Gay Talese’s new book The Voyeur’s Motel has garnered some well-earned bad press after its source was discredited. But was it any good? , Alexandra Molotkow argues that to be worth reading, Talese would have had to offer some measure of reflection:
In the winter of 1965, writer Gay Talese arrived in Los Angeles with an assignment from Esquire to profile Frank Sinatra. The legendary singer was approaching fifty, under the weather, out of sorts, and unwilling to be interviewed. So Talese remained in L.A., hoping Sinatra might recover and reconsider, and he began talking to many of the people around Sinatra—his friends, his associates, his family, his countless hangers-on—and observing the man himself wherever he could. The result, "Frank Sinatra Has a Cold," ran in April 1966 and became one of the most celebrated magazine stories ever published, a pioneering example of what came to be called New Journalism—a work of rigorously faithful fact enlivened with the kind of vivid storytelling that had previously been reserved for fiction. The piece conjures a deeply rich portrait of one of the era's most guarded figures and tells a larger story about entertainment, celebrity, and America itself.

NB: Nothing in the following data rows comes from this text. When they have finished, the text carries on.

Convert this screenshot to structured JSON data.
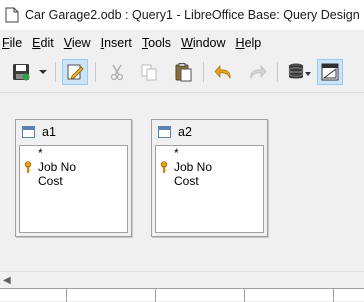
{
  "window": {
    "title": "Car Garage2.odb : Query1 - LibreOffice Base: Query Design"
  },
  "menubar": {
    "items": [
      {
        "label": "File",
        "mnemonic": "F",
        "rest": "ile"
      },
      {
        "label": "Edit",
        "mnemonic": "E",
        "rest": "dit"
      },
      {
        "label": "View",
        "mnemonic": "V",
        "rest": "iew"
      },
      {
        "label": "Insert",
        "mnemonic": "I",
        "rest": "nsert"
      },
      {
        "label": "Tools",
        "mnemonic": "T",
        "rest": "ools"
      },
      {
        "label": "Window",
        "mnemonic": "W",
        "rest": "indow"
      },
      {
        "label": "Help",
        "mnemonic": "H",
        "rest": "elp"
      }
    ]
  },
  "toolbar": {
    "buttons": [
      {
        "name": "save-icon",
        "state": "normal"
      },
      {
        "name": "save-dropdown-icon",
        "state": "normal"
      },
      {
        "name": "edit-mode-icon",
        "state": "active"
      },
      {
        "name": "cut-icon",
        "state": "disabled"
      },
      {
        "name": "copy-icon",
        "state": "disabled"
      },
      {
        "name": "paste-icon",
        "state": "normal"
      },
      {
        "name": "undo-icon",
        "state": "normal"
      },
      {
        "name": "redo-icon",
        "state": "disabled"
      },
      {
        "name": "run-query-icon",
        "state": "normal"
      },
      {
        "name": "design-view-icon",
        "state": "active"
      }
    ]
  },
  "tables": [
    {
      "name": "a1",
      "fields": [
        {
          "label": "*",
          "primary_key": false
        },
        {
          "label": "Job No",
          "primary_key": true
        },
        {
          "label": "Cost",
          "primary_key": false
        }
      ]
    },
    {
      "name": "a2",
      "fields": [
        {
          "label": "*",
          "primary_key": false
        },
        {
          "label": "Job No",
          "primary_key": true
        },
        {
          "label": "Cost",
          "primary_key": false
        }
      ]
    }
  ],
  "colors": {
    "active_button_bg": "#cce4f7",
    "key_icon": "#e8a317",
    "table_icon": "#5b84b1"
  }
}
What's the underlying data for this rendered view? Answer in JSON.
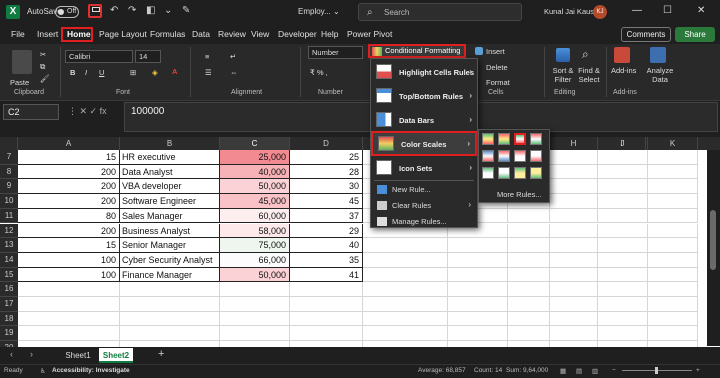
{
  "titlebar": {
    "logo": "X",
    "autosave_label": "AutoSave",
    "autosave_state": "Off",
    "doc_name": "Employ...",
    "doc_chevron": "⌄",
    "search_placeholder": "Search",
    "user_name": "Kunal Jai Kaushik",
    "user_initials": "KJ",
    "undo_icon": "↶",
    "redo_icon": "↷",
    "format_icon": "◧",
    "more_icon": "⌄",
    "pen_icon": "✎",
    "minimize": "—",
    "maximize": "☐",
    "close": "✕"
  },
  "menu": {
    "items": [
      "File",
      "Insert",
      "Home",
      "Page Layout",
      "Formulas",
      "Data",
      "Review",
      "View",
      "Developer",
      "Help",
      "Power Pivot"
    ],
    "active": "Home",
    "comments_label": "Comments",
    "share_label": "Share"
  },
  "ribbon": {
    "paste_label": "Paste",
    "font_name": "Calibri",
    "font_size": "14",
    "number_format": "Number",
    "bold": "B",
    "italic": "I",
    "underline": "U",
    "groups": [
      "Clipboard",
      "Font",
      "Alignment",
      "Number",
      "Cells",
      "Editing",
      "Add-ins"
    ],
    "conditional_formatting": "Conditional Formatting",
    "insert": "Insert",
    "delete": "Delete",
    "format": "Format",
    "sort_filter": "Sort & Filter",
    "find_select": "Find & Select",
    "addins": "Add-ins",
    "analyze_data": "Analyze Data"
  },
  "formula_bar": {
    "name_box": "C2",
    "icons": "⋮  ✕  ✓  fx",
    "value": "100000"
  },
  "grid": {
    "columns": [
      "A",
      "B",
      "C",
      "D",
      "E",
      "F",
      "G",
      "H",
      "I",
      "J",
      "K"
    ],
    "row_numbers": [
      "7",
      "8",
      "9",
      "10",
      "11",
      "12",
      "13",
      "14",
      "15",
      "16",
      "17",
      "18",
      "19",
      "20"
    ],
    "rows": [
      {
        "a": "15",
        "b": "HR executive",
        "c": "25,000",
        "d": "25",
        "c_color": "#f18a91"
      },
      {
        "a": "200",
        "b": "Data Analyst",
        "c": "40,000",
        "d": "28",
        "c_color": "#f7b2b7"
      },
      {
        "a": "200",
        "b": "VBA developer",
        "c": "50,000",
        "d": "30",
        "c_color": "#fbd2d5"
      },
      {
        "a": "200",
        "b": "Software Engineer",
        "c": "45,000",
        "d": "45",
        "c_color": "#f9c2c6"
      },
      {
        "a": "80",
        "b": "Sales Manager",
        "c": "60,000",
        "d": "37",
        "c_color": "#fdeff0"
      },
      {
        "a": "200",
        "b": "Business Analyst",
        "c": "58,000",
        "d": "29",
        "c_color": "#fde9ea"
      },
      {
        "a": "15",
        "b": "Senior Manager",
        "c": "75,000",
        "d": "40",
        "c_color": "#eef6ef"
      },
      {
        "a": "100",
        "b": "Cyber Security Analyst",
        "c": "66,000",
        "d": "35",
        "c_color": "#fcfcfc"
      },
      {
        "a": "100",
        "b": "Finance Manager",
        "c": "50,000",
        "d": "41",
        "c_color": "#fbd2d5"
      }
    ]
  },
  "cf_menu": {
    "items": [
      {
        "label": "Highlight Cells Rules",
        "arrow": "›"
      },
      {
        "label": "Top/Bottom Rules",
        "arrow": "›"
      },
      {
        "label": "Data Bars",
        "arrow": "›"
      },
      {
        "label": "Color Scales",
        "arrow": "›"
      },
      {
        "label": "Icon Sets",
        "arrow": "›"
      }
    ],
    "small_items": [
      "New Rule...",
      "Clear Rules",
      "Manage Rules..."
    ],
    "clear_arrow": "›",
    "more_rules": "More Rules..."
  },
  "sheets": {
    "tabs": [
      "Sheet1",
      "Sheet2"
    ],
    "active": "Sheet2",
    "add": "+",
    "nav_prev": "‹",
    "nav_next": "›"
  },
  "status": {
    "ready": "Ready",
    "accessibility": "Accessibility: Investigate",
    "average": "Average: 68,857",
    "count": "Count: 14",
    "sum": "Sum: 9,64,000",
    "zoom_minus": "−",
    "zoom_plus": "+"
  }
}
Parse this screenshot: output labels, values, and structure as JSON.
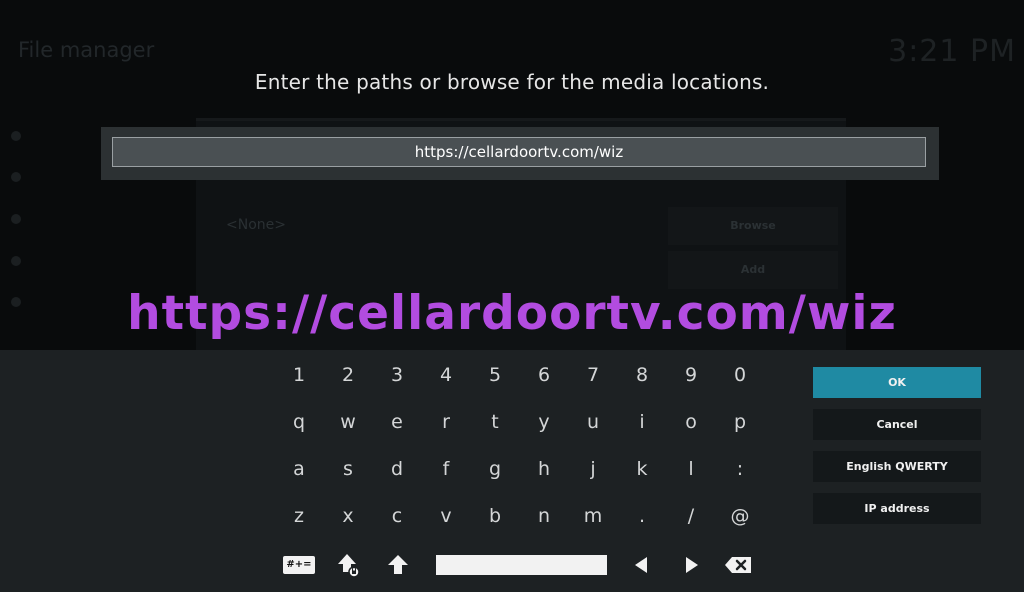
{
  "background": {
    "title": "File manager",
    "clock": "3:21 PM",
    "source_value": "<None>",
    "browse_label": "Browse",
    "add_label": "Add"
  },
  "dialog": {
    "heading": "Enter the paths or browse for the media locations.",
    "input_value": "https://cellardoortv.com/wiz"
  },
  "overlay": {
    "text": "https://cellardoortv.com/wiz",
    "color": "#b24ce0"
  },
  "keyboard": {
    "rows": [
      [
        "1",
        "2",
        "3",
        "4",
        "5",
        "6",
        "7",
        "8",
        "9",
        "0"
      ],
      [
        "q",
        "w",
        "e",
        "r",
        "t",
        "y",
        "u",
        "i",
        "o",
        "p"
      ],
      [
        "a",
        "s",
        "d",
        "f",
        "g",
        "h",
        "j",
        "k",
        "l",
        ":"
      ],
      [
        "z",
        "x",
        "c",
        "v",
        "b",
        "n",
        "m",
        ".",
        "/",
        "@"
      ]
    ],
    "symbols_key": "#+=",
    "icons": {
      "caps_lock": "caps-lock-icon",
      "shift": "shift-icon",
      "left": "arrow-left-icon",
      "right": "arrow-right-icon",
      "backspace": "backspace-icon"
    },
    "side_buttons": {
      "ok": "OK",
      "cancel": "Cancel",
      "layout": "English QWERTY",
      "ip": "IP address"
    },
    "accent_color": "#1f8aa3"
  }
}
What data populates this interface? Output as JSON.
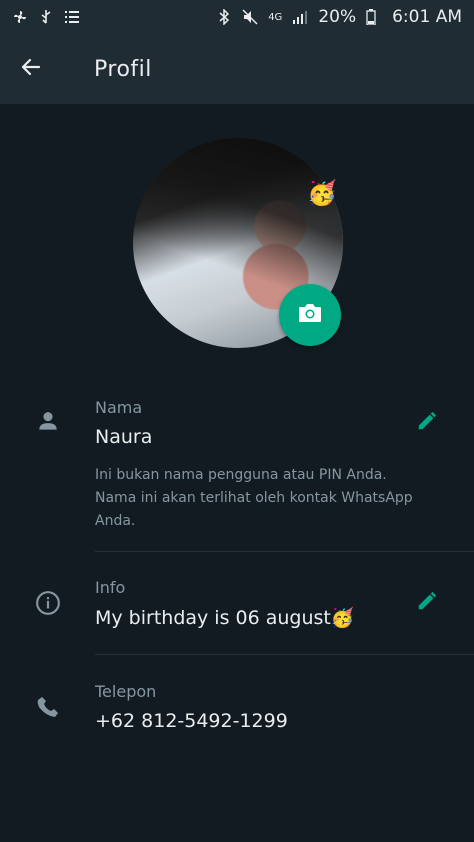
{
  "status_bar": {
    "left_icons": [
      "fan-icon",
      "usb-icon",
      "notification-list-icon"
    ],
    "right_icons": [
      "bluetooth-icon",
      "mute-icon",
      "network-4g-icon",
      "signal-icon",
      "battery-icon"
    ],
    "network": "4G",
    "battery": "20%",
    "time": "6:01 AM"
  },
  "app_bar": {
    "title": "Profil",
    "back_icon": "arrow-left-icon"
  },
  "profile": {
    "sticker": "🥳",
    "camera_icon": "camera-icon"
  },
  "rows": {
    "name": {
      "label": "Nama",
      "value": "Naura",
      "hint": "Ini bukan nama pengguna atau PIN Anda. Nama ini akan terlihat oleh kontak WhatsApp Anda.",
      "icon": "person-icon"
    },
    "info": {
      "label": "Info",
      "value": "My birthday is 06 august🥳",
      "icon": "info-icon"
    },
    "phone": {
      "label": "Telepon",
      "value": "+62 812-5492-1299",
      "icon": "phone-icon"
    }
  },
  "colors": {
    "accent": "#00a884",
    "background": "#121b22",
    "header": "#1f2c34"
  }
}
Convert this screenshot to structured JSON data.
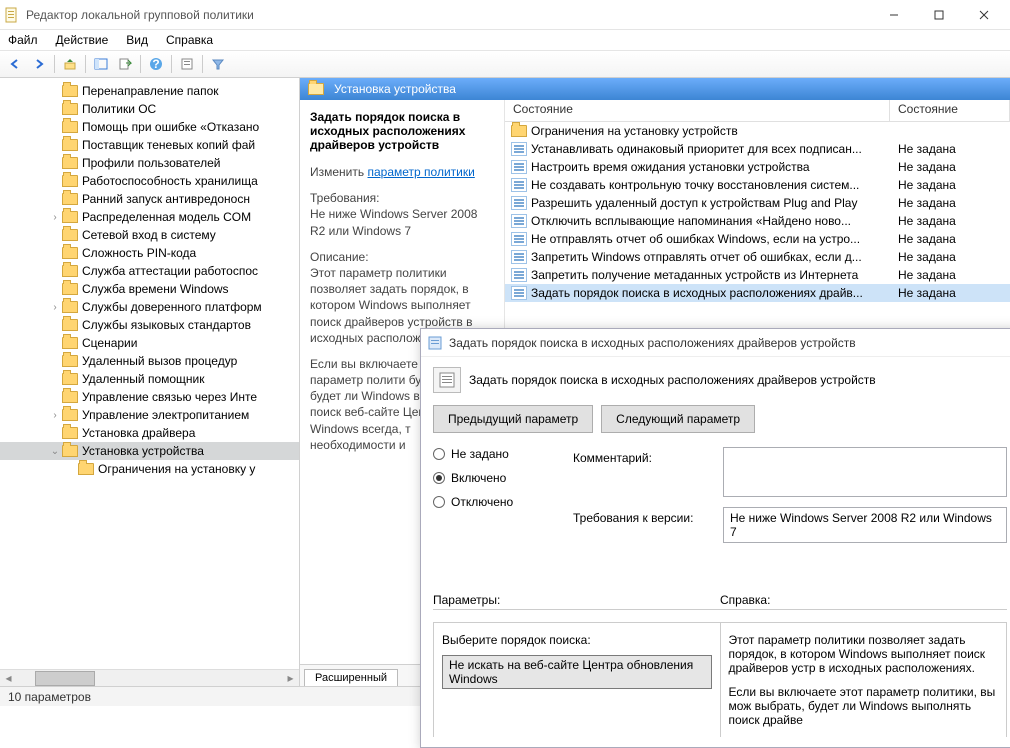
{
  "window": {
    "title": "Редактор локальной групповой политики"
  },
  "menu": {
    "file": "Файл",
    "action": "Действие",
    "view": "Вид",
    "help": "Справка"
  },
  "tree": [
    {
      "indent": 3,
      "exp": "",
      "label": "Перенаправление папок"
    },
    {
      "indent": 3,
      "exp": "",
      "label": "Политики ОС"
    },
    {
      "indent": 3,
      "exp": "",
      "label": "Помощь при ошибке «Отказано"
    },
    {
      "indent": 3,
      "exp": "",
      "label": "Поставщик теневых копий фай"
    },
    {
      "indent": 3,
      "exp": "",
      "label": "Профили пользователей"
    },
    {
      "indent": 3,
      "exp": "",
      "label": "Работоспособность хранилища"
    },
    {
      "indent": 3,
      "exp": "",
      "label": "Ранний запуск антивредоносн"
    },
    {
      "indent": 3,
      "exp": ">",
      "label": "Распределенная модель COM"
    },
    {
      "indent": 3,
      "exp": "",
      "label": "Сетевой вход в систему"
    },
    {
      "indent": 3,
      "exp": "",
      "label": "Сложность PIN-кода"
    },
    {
      "indent": 3,
      "exp": "",
      "label": "Служба аттестации работоспос"
    },
    {
      "indent": 3,
      "exp": "",
      "label": "Служба времени Windows"
    },
    {
      "indent": 3,
      "exp": ">",
      "label": "Службы доверенного платформ"
    },
    {
      "indent": 3,
      "exp": "",
      "label": "Службы языковых стандартов"
    },
    {
      "indent": 3,
      "exp": "",
      "label": "Сценарии"
    },
    {
      "indent": 3,
      "exp": "",
      "label": "Удаленный вызов процедур"
    },
    {
      "indent": 3,
      "exp": "",
      "label": "Удаленный помощник"
    },
    {
      "indent": 3,
      "exp": "",
      "label": "Управление связью через Инте"
    },
    {
      "indent": 3,
      "exp": ">",
      "label": "Управление электропитанием"
    },
    {
      "indent": 3,
      "exp": "",
      "label": "Установка драйвера"
    },
    {
      "indent": 3,
      "exp": "v",
      "label": "Установка устройства",
      "selected": true
    },
    {
      "indent": 4,
      "exp": "",
      "label": "Ограничения на установку у"
    }
  ],
  "category": {
    "title": "Установка устройства"
  },
  "detail": {
    "heading": "Задать порядок поиска в исходных расположениях драйверов устройств",
    "edit_label": "Изменить",
    "edit_link": "параметр политики",
    "req_label": "Требования:",
    "req_text": "Не ниже Windows Server 2008 R2 или Windows 7",
    "desc_label": "Описание:",
    "desc_text": "Этот параметр политики позволяет задать порядок, в котором Windows выполняет поиск драйверов устройств в исходных располож",
    "desc_more": "Если вы включаете этот параметр полити будет выбрать, будет ли Windows выполнять поиск веб-сайте Центра Windows всегда, т необходимости и"
  },
  "tabs": {
    "extended": "Расширенный"
  },
  "list": {
    "col_name": "Состояние",
    "col_state": "Состояние",
    "rows": [
      {
        "icon": "folder",
        "name": "Ограничения на установку устройств",
        "state": ""
      },
      {
        "icon": "setting",
        "name": "Устанавливать одинаковый приоритет для всех подписан...",
        "state": "Не задана"
      },
      {
        "icon": "setting",
        "name": "Настроить время ожидания установки устройства",
        "state": "Не задана"
      },
      {
        "icon": "setting",
        "name": "Не создавать контрольную точку восстановления систем...",
        "state": "Не задана"
      },
      {
        "icon": "setting",
        "name": "Разрешить удаленный доступ к устройствам Plug and Play",
        "state": "Не задана"
      },
      {
        "icon": "setting",
        "name": "Отключить всплывающие напоминания «Найдено ново...",
        "state": "Не задана"
      },
      {
        "icon": "setting",
        "name": "Не отправлять отчет об ошибках Windows, если на устро...",
        "state": "Не задана"
      },
      {
        "icon": "setting",
        "name": "Запретить Windows отправлять отчет об ошибках, если д...",
        "state": "Не задана"
      },
      {
        "icon": "setting",
        "name": "Запретить получение метаданных устройств из Интернета",
        "state": "Не задана"
      },
      {
        "icon": "setting",
        "name": "Задать порядок поиска в исходных расположениях драйв...",
        "state": "Не задана",
        "selected": true
      }
    ]
  },
  "status": {
    "text": "10 параметров"
  },
  "dialog": {
    "title": "Задать порядок поиска в исходных расположениях драйверов устройств",
    "setting_name": "Задать порядок поиска в исходных расположениях драйверов устройств",
    "prev": "Предыдущий параметр",
    "next": "Следующий параметр",
    "not_configured": "Не задано",
    "enabled": "Включено",
    "disabled": "Отключено",
    "comment_label": "Комментарий:",
    "supported_label": "Требования к версии:",
    "supported_text": "Не ниже Windows Server 2008 R2 или Windows 7",
    "params_label": "Параметры:",
    "help_label": "Справка:",
    "option_label": "Выберите порядок поиска:",
    "option_value": "Не искать на веб-сайте Центра обновления Windows",
    "help_text1": "Этот параметр политики позволяет задать порядок, в котором Windows выполняет поиск драйверов устр в исходных расположениях.",
    "help_text2": "Если вы включаете этот параметр политики, вы мож выбрать, будет ли Windows выполнять поиск драйве"
  }
}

The New York Times always seems to have a star of the moment. For the last few weeks, the role has been played by Bill Keller, who lit up the Internet with a before announcing he would step down as executive editor. With Friday’s release of , the attention will no doubt shift to David Carr, who seems just as comfortable being the story as he does reporting it. But at a discussion about the film last night at the TimesCenter, even with Keller and Carr onstage, the star of the panel was a reporter who hasn’t worked for the Times in more than 40 years: Gay Talese.